**** Provided data ****
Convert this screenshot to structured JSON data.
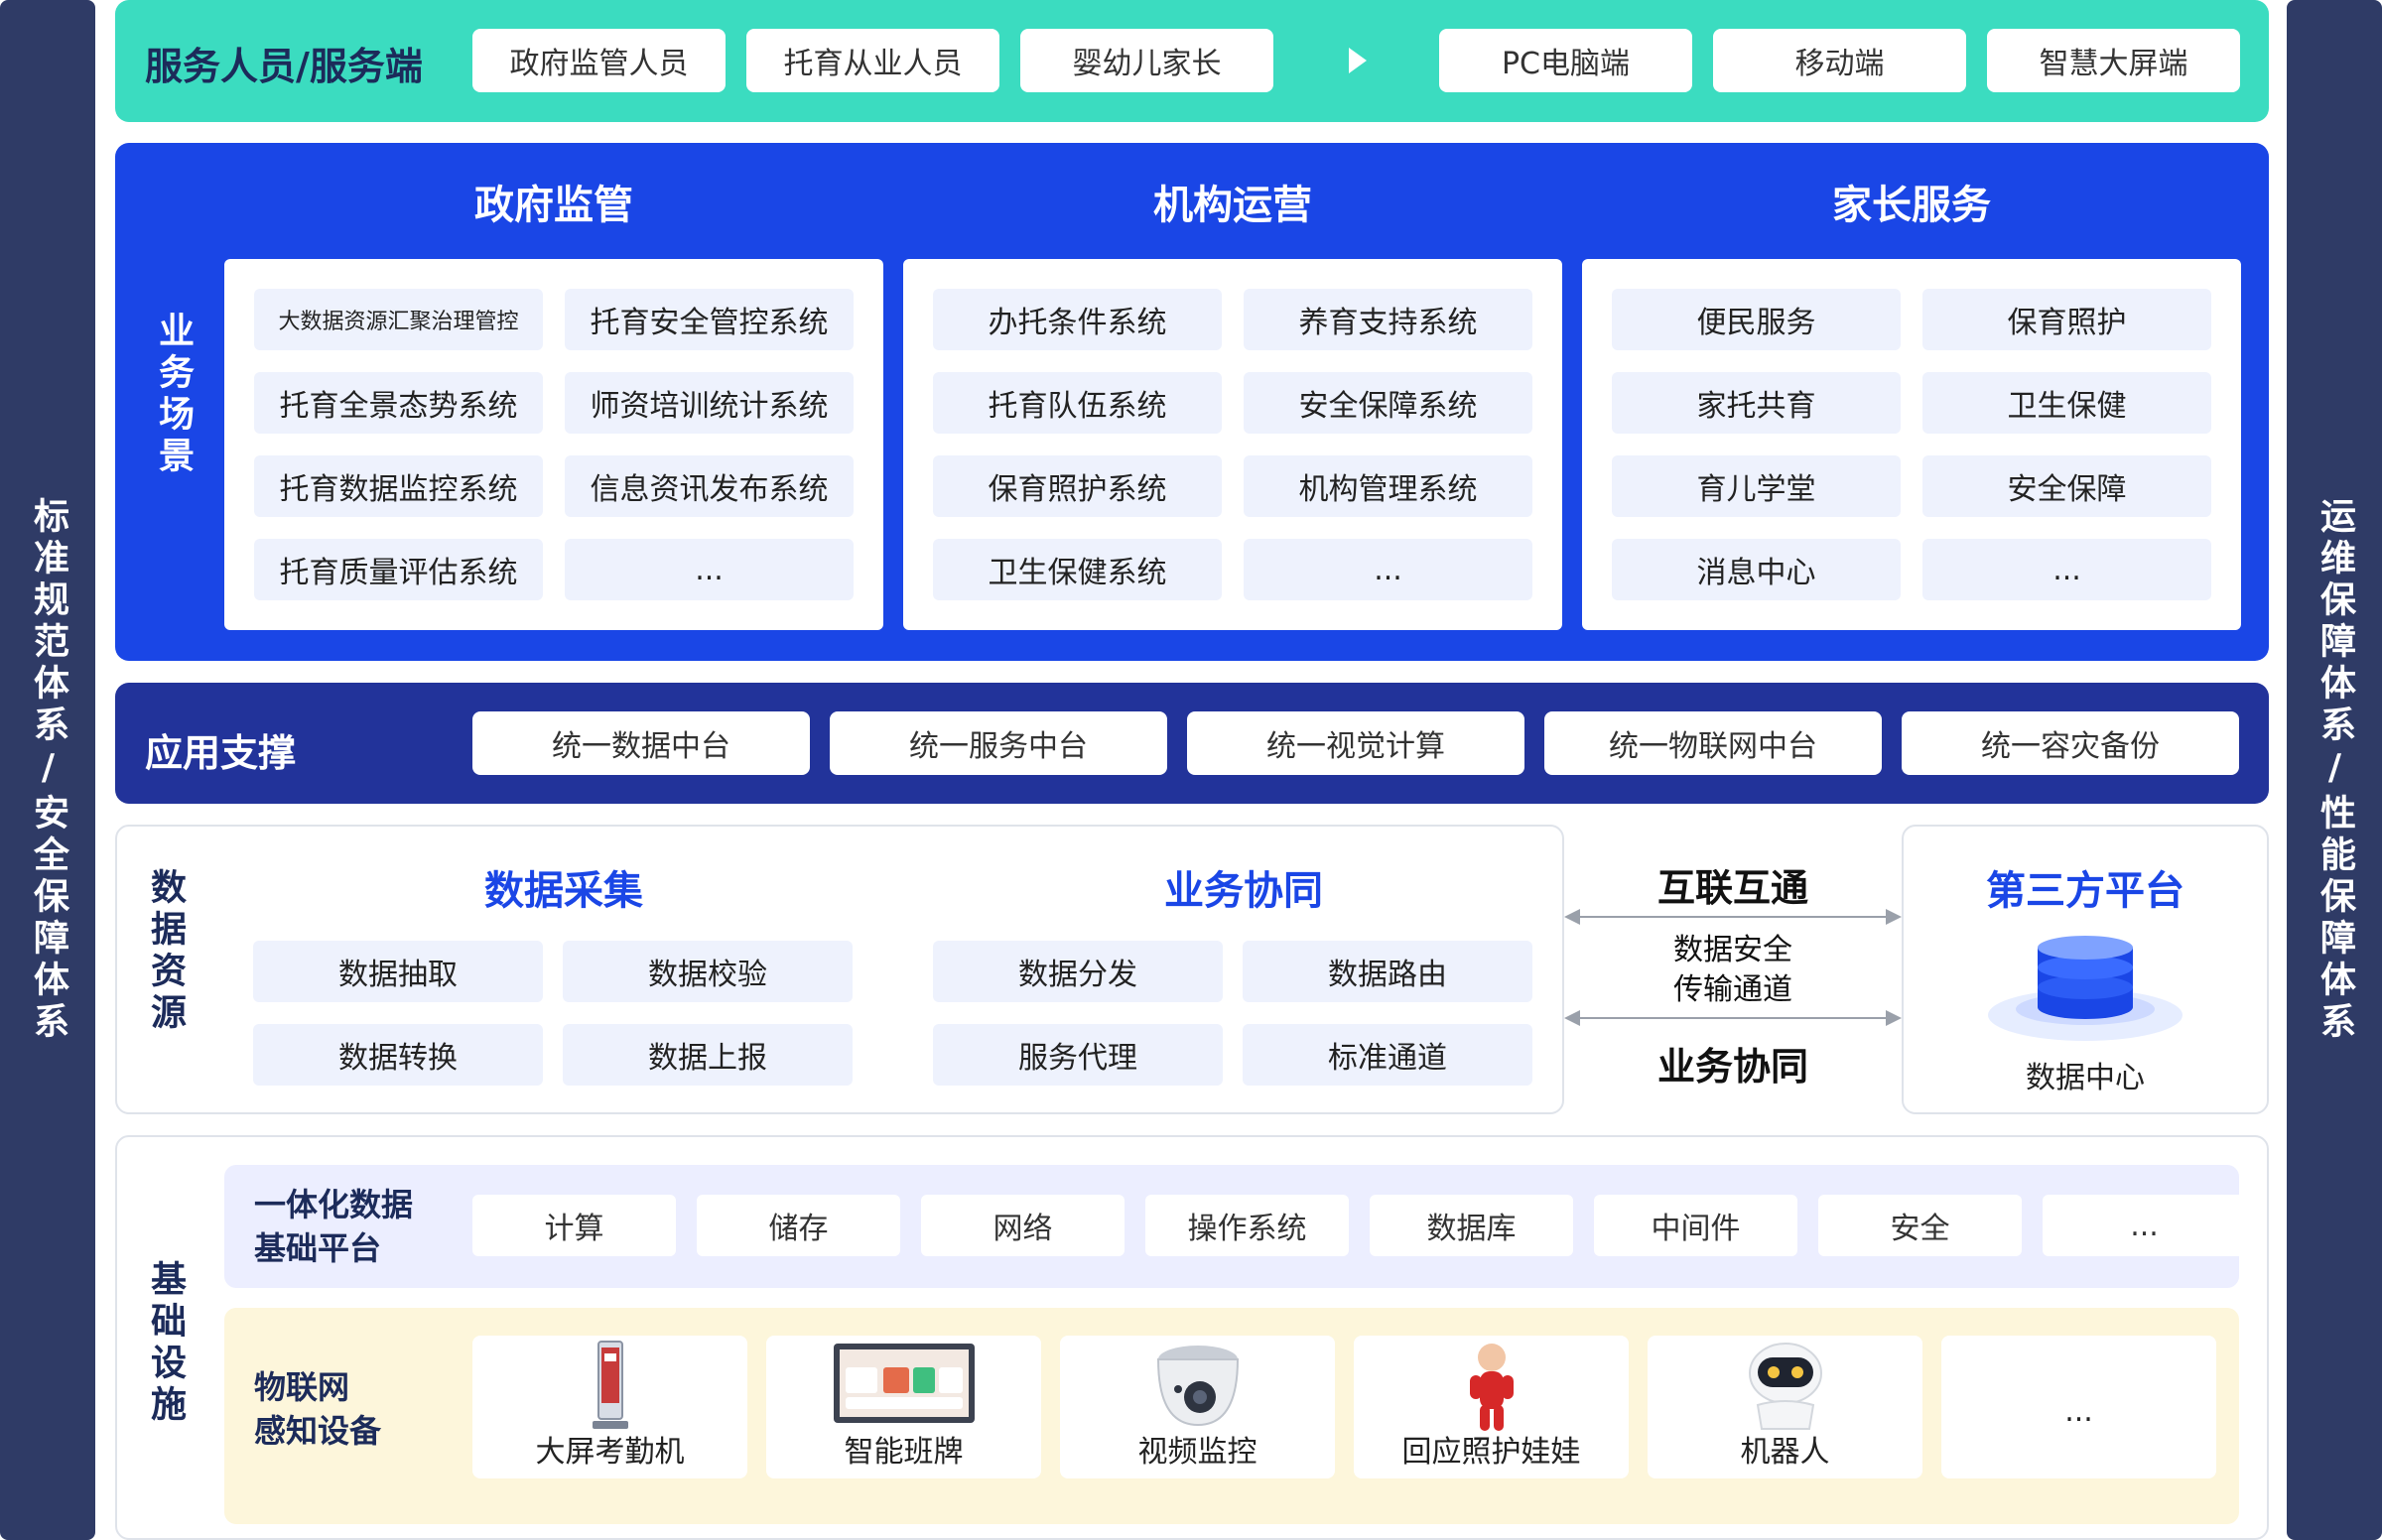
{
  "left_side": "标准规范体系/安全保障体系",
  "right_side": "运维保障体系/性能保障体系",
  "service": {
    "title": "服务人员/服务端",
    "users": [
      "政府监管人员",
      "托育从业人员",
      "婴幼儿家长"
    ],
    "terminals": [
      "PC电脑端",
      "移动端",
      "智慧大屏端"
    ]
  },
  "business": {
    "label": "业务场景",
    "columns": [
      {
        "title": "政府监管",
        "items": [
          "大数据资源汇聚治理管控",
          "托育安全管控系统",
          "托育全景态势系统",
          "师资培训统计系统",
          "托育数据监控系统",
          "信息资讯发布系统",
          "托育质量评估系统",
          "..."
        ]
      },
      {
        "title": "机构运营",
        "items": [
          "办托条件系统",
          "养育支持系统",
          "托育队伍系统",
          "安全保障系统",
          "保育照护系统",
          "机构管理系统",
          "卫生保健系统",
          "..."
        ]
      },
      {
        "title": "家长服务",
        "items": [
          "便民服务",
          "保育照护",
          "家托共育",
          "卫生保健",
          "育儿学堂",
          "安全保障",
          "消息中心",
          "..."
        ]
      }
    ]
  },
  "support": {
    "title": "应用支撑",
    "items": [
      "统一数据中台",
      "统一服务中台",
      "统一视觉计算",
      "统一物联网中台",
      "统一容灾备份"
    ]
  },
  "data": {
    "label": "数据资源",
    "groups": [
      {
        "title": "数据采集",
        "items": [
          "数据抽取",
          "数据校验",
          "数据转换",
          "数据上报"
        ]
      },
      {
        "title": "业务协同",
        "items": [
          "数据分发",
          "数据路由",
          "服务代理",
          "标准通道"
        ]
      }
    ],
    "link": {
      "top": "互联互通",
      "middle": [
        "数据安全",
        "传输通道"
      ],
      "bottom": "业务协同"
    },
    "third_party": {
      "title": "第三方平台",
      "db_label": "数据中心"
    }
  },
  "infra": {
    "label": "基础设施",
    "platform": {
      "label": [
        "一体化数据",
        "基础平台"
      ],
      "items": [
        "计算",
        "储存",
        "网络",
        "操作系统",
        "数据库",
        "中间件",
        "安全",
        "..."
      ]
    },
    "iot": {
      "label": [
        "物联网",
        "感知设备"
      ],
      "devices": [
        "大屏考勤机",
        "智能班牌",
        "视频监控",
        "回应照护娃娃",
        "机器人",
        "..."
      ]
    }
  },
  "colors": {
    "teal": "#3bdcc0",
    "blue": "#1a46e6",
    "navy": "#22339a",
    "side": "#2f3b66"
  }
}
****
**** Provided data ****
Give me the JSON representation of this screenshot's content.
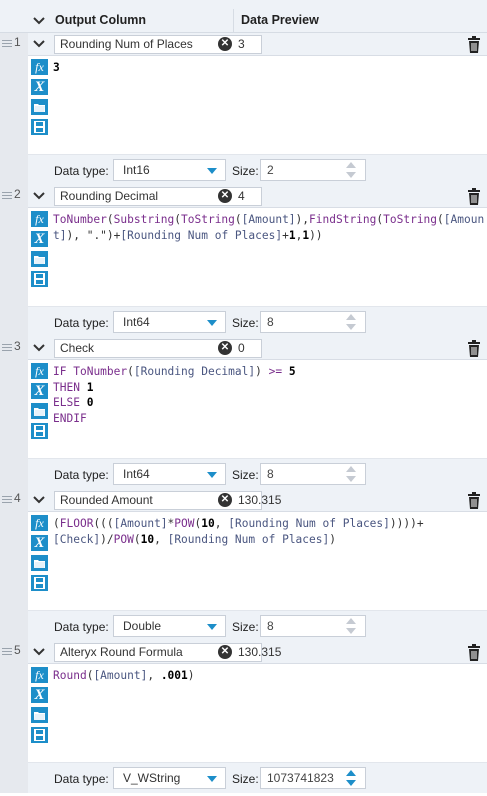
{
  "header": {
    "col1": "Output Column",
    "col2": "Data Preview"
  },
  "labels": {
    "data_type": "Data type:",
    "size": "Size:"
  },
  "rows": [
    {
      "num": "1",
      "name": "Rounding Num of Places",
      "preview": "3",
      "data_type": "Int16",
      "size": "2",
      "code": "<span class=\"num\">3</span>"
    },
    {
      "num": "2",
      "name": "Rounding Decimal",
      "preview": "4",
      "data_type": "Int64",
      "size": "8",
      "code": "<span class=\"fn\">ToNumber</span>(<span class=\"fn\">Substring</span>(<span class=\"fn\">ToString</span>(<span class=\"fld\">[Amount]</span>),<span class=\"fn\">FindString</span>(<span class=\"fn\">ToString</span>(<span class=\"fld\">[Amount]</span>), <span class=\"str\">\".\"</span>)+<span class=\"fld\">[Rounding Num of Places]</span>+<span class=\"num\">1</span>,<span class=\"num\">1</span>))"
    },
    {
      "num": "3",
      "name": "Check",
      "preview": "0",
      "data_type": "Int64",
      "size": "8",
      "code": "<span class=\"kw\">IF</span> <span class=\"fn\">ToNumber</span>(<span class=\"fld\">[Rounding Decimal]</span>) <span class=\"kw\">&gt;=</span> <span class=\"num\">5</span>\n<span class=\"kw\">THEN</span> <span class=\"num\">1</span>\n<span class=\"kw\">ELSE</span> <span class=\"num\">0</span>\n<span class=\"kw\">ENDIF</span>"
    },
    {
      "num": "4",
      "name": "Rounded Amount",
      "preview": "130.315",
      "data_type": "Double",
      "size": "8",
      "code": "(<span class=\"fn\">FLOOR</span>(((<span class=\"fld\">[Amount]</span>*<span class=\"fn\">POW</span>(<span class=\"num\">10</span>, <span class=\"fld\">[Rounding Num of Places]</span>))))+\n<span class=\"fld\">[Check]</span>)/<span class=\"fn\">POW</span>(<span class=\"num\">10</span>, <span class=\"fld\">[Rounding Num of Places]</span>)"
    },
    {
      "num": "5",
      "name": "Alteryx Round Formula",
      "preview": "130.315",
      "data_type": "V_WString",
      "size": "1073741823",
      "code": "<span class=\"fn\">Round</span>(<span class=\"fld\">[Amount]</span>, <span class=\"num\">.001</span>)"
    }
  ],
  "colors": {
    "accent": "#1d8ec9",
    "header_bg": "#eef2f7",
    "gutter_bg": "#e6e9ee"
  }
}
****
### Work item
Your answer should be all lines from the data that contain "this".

### Task answer
Convert this screenshot to structured JSON data.
Give me the JSON representation of this screenshot's content.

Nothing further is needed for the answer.